- DESCRIPTION OF THE TASK
How many lines of these entries include the string "screenshot"? State the number alone.

- Element data from apps and pages
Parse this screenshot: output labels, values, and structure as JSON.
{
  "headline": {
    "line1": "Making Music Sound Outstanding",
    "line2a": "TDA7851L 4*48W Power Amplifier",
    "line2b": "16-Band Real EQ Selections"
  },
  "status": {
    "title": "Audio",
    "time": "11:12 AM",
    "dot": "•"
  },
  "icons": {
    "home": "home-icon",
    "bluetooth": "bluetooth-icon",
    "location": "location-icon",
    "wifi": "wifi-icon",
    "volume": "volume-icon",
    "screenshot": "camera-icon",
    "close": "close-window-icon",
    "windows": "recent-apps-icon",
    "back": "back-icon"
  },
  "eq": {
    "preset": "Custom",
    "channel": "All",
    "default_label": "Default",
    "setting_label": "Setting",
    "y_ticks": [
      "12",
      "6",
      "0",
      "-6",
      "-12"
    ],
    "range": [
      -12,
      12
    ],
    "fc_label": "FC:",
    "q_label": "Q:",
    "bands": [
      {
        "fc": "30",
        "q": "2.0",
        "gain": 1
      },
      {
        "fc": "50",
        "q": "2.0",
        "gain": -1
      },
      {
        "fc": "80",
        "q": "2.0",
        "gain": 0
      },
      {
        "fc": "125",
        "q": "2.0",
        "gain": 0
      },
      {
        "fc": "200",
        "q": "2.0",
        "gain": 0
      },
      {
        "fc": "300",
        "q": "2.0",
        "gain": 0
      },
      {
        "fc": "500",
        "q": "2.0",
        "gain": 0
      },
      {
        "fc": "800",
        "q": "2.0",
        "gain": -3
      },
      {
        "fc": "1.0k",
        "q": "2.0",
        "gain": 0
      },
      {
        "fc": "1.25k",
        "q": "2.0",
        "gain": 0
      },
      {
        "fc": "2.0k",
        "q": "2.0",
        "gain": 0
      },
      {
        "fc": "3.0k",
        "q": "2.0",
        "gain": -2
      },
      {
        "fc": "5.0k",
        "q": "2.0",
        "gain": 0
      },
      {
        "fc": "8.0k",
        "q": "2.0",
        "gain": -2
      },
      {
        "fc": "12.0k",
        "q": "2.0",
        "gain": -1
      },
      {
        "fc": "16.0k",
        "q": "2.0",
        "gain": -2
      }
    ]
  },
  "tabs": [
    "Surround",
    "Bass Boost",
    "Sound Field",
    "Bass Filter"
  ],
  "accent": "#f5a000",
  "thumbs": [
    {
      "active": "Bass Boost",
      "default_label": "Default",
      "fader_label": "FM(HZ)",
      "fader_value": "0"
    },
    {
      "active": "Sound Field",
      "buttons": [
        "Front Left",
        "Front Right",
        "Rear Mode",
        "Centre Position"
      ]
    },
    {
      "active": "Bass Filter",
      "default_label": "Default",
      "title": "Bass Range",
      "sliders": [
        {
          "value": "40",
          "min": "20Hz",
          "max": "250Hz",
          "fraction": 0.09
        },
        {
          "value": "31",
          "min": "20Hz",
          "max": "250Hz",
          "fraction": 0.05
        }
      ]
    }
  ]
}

- PROBLEM SOLUTION
2